Universities have always been top-notch incubators of talent. Now they’re taking the lead in incubating entrepreneurial talent.

I’ve written about the tidal wave of university entrepreneurship at length--and, full disclosure, I’m on the faculty at Columbia University, so I may be a bit biased. But with the confluence of interdisciplinary potential and ample mentorship opportunities available in the university system, campus is one of the better launch pads for startups.

Here are seven factors I see further changing the landscape of university entrepreneurship and education:

1. Entrepreneur-specific programs spread: A multitude of schools are developing campus-wide entrepreneurship programs that provide space, mentorship, and education to their entrepreneurial community. Columbia Entrepreneurship, Harvard’s iLab, and Stanford’s dSchool are just a few examples. Soon schools without such programs will be in the minority.

2. The “lean startup" movement takes root: The lean startup philosophy proselytized by Steve Blank and Eric Ries has caught fire among student entrepreneurs. Similarly, those of us who teach entrepreneurship have for the most part adopted it wholeheartedly. Its principles are simple: Find out what your customers really want before building a product by speaking to them and “getting out of the building” first! This is great advice for entrepreneurs of any stripe and age.

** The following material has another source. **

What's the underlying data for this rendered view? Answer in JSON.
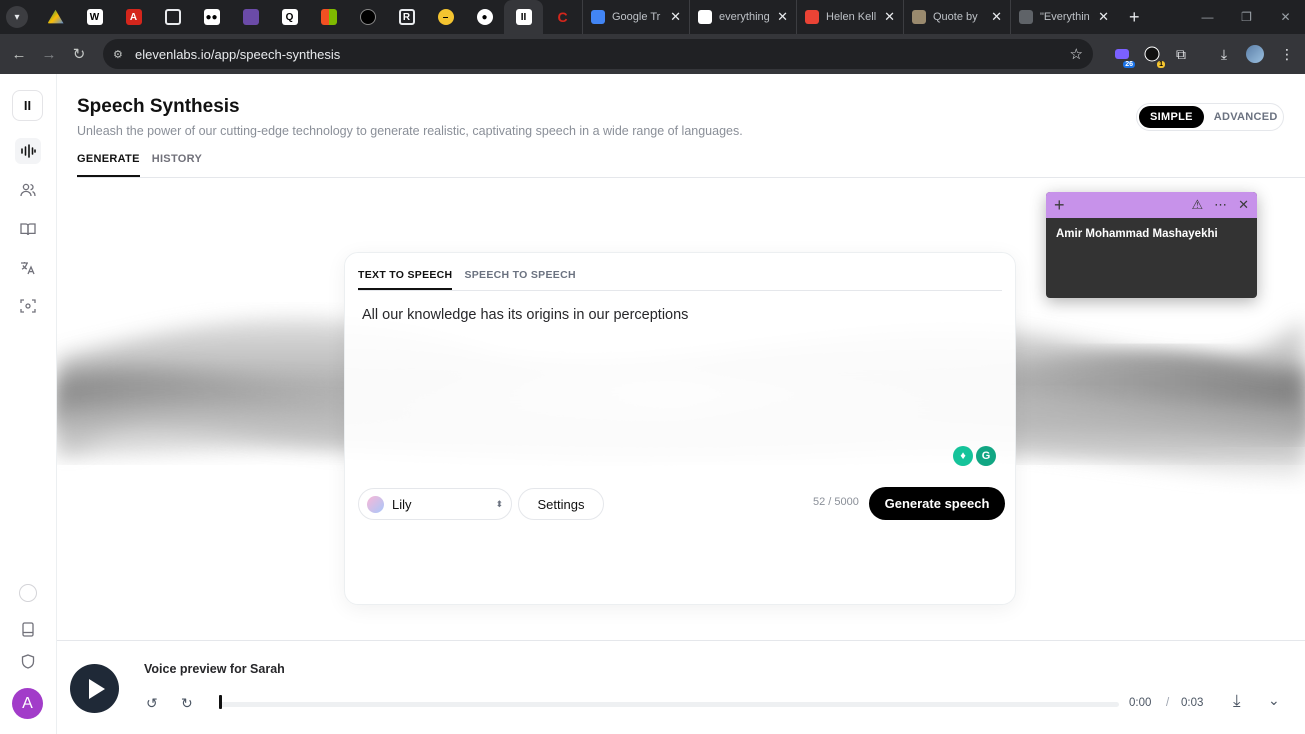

3. Government grants get focused: Even some government SBIR programs, which traditionally have funded university research, have jumped on the bandwagon of a more “scientific” and lean approach to entrepreneurship. To qualify for a National Science Foundation grant, for instance, faculty now need to participate in a program called iCorps, which is a bootcamp based on lean startup principles. This way the government can make sure that their grants aren't wasted on building products with no customers. In other words, the government will only fund companies that have a real shot at growing instead of science projects posing as startups.

4. Investors come to campus: Venture capital firms have now designed miniature funds that sit alongside their main investment vehicles and are specifically geared towards attracting student talent that they can cultivate and support. Examples of this are the Xperiment Fund up at Harvard, the Dorm Room Fund (which is on multiple campuses and is operated by hand-picked students), as well as many others that have established deep ties with college campuses.

5. Festivals and hackathons take over: Universities and student entrepreneurship clubs are now more than ever hosting hackathons, administrating design labs, and putting on entrepreneurship festivals and venture competitions. They all help to stimulate the entrepreneurial ecosystem on campus.

6. Administrations buy in: In many instances, the entrepreneurial energy of the student body has caught university administrations flat-footed. The whole concept of an educational institution taking on a new role as a launchpad of entrepreneurial ventures is culturally alien to many established universities. It's fascinating to observe institutions being slowly transformed to confront this new reality. But change they must, and change they are.

7. Silo-busting becomes commonplace: Entrepreneurship is, by its very nature, a silo-buster. Problem-solving often requires multidisciplinary teams to be effective and the natural silos that develop on college campuses don't encourage such cross-pollination. Entrepreneurship is changing all that, and the administrators of the typical engineering, business, law, journalism, and medical schools are realizing that there's a real necessity to facilitate cross-listing of courses and activities for their rapidly evolving entrepreneurship curriculums.

Published on: Apr 23, 2014